■ Assigned task ■
Wherever the string "icon" occurs in a line of these records, report that line.

Dataset rows describing interfaces:
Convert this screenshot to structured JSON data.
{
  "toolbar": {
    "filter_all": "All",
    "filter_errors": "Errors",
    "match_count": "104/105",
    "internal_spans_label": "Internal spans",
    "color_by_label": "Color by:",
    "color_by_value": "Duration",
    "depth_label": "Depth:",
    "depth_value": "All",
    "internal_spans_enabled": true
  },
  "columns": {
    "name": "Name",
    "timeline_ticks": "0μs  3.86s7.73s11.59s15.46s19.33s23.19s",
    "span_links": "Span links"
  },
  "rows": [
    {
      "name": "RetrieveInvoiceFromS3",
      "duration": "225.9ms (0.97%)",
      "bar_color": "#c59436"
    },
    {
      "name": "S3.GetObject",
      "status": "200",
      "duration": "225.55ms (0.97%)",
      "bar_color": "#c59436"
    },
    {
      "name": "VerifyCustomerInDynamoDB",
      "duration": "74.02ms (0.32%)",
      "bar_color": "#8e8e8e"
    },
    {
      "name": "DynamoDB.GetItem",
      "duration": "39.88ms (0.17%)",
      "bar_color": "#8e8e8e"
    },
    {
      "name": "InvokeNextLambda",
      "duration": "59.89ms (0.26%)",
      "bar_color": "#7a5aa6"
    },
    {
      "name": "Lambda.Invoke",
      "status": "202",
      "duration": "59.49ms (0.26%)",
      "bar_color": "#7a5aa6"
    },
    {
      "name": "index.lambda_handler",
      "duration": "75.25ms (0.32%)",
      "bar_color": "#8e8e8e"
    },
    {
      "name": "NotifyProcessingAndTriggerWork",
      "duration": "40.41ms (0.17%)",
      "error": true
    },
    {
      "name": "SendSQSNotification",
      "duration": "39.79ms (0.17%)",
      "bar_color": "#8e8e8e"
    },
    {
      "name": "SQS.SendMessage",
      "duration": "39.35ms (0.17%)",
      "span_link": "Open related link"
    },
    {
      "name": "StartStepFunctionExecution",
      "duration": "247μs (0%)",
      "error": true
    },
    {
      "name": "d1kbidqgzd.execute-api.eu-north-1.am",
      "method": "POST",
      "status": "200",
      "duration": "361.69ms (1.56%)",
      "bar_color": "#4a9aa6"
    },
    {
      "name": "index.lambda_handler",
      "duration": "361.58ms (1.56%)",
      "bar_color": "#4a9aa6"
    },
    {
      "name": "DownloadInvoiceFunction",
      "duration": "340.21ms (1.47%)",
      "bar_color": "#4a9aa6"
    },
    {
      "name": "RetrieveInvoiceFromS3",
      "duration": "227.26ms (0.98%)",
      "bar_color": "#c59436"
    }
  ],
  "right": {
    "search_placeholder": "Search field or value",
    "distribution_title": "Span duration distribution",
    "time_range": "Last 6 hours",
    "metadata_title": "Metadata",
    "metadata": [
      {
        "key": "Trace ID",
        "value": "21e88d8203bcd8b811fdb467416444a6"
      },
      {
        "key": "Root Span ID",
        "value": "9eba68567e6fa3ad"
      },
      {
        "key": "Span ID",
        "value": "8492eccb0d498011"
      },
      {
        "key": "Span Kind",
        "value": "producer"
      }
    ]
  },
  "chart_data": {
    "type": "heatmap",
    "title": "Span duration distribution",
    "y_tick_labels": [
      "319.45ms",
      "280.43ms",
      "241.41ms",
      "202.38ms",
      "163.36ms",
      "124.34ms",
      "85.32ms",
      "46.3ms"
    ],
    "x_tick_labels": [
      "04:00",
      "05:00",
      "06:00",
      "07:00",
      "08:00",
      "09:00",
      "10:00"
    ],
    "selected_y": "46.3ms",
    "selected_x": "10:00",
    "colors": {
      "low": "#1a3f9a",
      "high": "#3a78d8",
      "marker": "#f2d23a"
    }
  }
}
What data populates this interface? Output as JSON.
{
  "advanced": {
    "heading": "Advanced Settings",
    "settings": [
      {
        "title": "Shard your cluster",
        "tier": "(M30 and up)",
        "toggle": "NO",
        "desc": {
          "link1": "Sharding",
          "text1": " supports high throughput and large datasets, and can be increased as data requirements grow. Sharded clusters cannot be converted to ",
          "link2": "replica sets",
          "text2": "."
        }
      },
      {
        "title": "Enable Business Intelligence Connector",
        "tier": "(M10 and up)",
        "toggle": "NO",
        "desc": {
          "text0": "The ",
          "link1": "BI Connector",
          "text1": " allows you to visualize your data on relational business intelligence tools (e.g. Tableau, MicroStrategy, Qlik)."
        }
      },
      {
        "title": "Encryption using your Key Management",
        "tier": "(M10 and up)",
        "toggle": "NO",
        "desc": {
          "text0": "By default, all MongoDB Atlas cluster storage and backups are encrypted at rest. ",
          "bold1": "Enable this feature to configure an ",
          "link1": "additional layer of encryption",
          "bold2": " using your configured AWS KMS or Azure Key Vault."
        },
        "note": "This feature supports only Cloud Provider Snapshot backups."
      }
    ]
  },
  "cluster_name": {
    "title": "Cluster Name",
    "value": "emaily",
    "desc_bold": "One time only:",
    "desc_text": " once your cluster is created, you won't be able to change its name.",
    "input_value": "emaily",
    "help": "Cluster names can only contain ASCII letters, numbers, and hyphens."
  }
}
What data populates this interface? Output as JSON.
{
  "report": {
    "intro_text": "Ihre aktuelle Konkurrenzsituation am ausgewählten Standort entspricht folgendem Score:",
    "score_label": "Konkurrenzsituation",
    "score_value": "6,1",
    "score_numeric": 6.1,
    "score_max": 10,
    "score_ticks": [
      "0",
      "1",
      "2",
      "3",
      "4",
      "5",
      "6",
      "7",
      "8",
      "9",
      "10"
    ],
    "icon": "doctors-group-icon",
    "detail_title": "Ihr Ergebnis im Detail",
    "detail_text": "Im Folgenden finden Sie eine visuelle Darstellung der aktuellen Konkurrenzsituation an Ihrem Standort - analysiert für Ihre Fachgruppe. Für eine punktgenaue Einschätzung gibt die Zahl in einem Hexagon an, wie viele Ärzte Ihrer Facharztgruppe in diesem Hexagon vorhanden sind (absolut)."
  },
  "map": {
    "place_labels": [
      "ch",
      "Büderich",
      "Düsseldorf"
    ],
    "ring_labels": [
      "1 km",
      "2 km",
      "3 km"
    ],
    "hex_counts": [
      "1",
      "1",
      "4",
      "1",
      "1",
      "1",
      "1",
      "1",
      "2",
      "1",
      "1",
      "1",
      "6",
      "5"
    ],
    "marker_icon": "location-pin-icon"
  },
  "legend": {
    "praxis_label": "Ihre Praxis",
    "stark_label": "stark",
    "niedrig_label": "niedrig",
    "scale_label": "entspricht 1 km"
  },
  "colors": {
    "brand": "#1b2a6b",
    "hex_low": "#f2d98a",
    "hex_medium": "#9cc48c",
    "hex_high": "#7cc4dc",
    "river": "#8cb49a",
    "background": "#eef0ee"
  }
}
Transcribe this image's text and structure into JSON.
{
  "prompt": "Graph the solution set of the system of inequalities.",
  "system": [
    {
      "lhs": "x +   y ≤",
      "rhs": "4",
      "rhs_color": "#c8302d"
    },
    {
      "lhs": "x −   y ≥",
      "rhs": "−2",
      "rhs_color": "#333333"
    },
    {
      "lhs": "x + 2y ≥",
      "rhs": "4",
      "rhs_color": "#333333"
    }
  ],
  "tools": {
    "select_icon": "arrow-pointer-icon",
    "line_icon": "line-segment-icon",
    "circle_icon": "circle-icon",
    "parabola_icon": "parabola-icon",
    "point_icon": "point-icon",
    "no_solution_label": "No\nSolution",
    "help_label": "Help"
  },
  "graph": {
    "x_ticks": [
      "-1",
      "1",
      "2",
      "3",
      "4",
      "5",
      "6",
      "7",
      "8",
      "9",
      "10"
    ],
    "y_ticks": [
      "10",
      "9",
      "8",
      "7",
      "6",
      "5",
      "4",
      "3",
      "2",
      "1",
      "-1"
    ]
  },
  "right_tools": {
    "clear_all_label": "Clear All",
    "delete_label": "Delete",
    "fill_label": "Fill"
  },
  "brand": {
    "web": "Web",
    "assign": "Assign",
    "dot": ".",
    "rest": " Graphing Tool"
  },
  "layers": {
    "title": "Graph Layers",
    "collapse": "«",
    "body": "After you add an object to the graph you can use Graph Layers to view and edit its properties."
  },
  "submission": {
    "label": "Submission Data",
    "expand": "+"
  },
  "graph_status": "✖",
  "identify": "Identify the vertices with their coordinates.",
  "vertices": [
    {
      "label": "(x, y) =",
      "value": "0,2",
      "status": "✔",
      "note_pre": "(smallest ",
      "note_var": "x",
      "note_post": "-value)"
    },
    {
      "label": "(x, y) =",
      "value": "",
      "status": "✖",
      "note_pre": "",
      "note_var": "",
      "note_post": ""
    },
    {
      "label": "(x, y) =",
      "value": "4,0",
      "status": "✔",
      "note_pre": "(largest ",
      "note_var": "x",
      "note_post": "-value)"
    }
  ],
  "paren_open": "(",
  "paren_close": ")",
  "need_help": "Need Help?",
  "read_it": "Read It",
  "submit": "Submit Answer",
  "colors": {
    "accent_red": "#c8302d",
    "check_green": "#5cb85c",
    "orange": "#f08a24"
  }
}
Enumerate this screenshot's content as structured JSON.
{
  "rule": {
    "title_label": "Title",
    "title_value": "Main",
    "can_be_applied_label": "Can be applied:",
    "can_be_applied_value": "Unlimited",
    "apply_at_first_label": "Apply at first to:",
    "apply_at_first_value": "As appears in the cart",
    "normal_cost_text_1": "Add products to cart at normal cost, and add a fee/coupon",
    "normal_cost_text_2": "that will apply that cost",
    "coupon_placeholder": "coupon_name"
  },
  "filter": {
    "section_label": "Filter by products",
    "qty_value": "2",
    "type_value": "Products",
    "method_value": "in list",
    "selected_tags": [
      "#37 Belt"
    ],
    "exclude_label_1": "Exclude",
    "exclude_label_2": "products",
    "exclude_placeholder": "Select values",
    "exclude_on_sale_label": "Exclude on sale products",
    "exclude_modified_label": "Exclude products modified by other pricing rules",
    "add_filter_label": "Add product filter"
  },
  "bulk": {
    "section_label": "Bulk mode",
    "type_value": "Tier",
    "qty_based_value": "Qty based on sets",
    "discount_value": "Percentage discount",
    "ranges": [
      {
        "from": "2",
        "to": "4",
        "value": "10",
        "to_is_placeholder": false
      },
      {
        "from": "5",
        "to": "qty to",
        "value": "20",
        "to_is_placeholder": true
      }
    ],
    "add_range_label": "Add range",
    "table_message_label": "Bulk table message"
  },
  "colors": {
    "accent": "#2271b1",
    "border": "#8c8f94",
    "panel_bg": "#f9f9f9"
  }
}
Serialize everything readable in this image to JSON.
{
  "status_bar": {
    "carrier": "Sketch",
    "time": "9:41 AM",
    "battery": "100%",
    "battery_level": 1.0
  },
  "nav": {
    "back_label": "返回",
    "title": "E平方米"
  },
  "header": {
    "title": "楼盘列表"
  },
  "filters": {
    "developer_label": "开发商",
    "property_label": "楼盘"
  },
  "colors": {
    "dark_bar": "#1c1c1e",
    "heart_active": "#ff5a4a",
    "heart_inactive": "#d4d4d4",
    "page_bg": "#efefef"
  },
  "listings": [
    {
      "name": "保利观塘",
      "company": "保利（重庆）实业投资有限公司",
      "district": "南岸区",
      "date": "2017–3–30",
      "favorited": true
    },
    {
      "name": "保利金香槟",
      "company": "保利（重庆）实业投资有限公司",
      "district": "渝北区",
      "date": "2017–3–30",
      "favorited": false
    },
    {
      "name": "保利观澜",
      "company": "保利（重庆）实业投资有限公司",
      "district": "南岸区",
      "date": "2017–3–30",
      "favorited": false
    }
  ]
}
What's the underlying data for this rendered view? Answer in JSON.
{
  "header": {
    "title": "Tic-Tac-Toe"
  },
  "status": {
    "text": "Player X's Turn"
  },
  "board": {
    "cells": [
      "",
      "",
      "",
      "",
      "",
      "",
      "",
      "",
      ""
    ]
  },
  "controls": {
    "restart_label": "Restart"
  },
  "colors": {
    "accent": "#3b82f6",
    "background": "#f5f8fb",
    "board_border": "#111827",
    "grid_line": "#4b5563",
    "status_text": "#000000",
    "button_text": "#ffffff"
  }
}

■ Task result ■
    "icon": "doctors-group-icon",
    "marker_icon": "location-pin-icon"
    "select_icon": "arrow-pointer-icon",
    "line_icon": "line-segment-icon",
    "circle_icon": "circle-icon",
    "parabola_icon": "parabola-icon",
    "point_icon": "point-icon",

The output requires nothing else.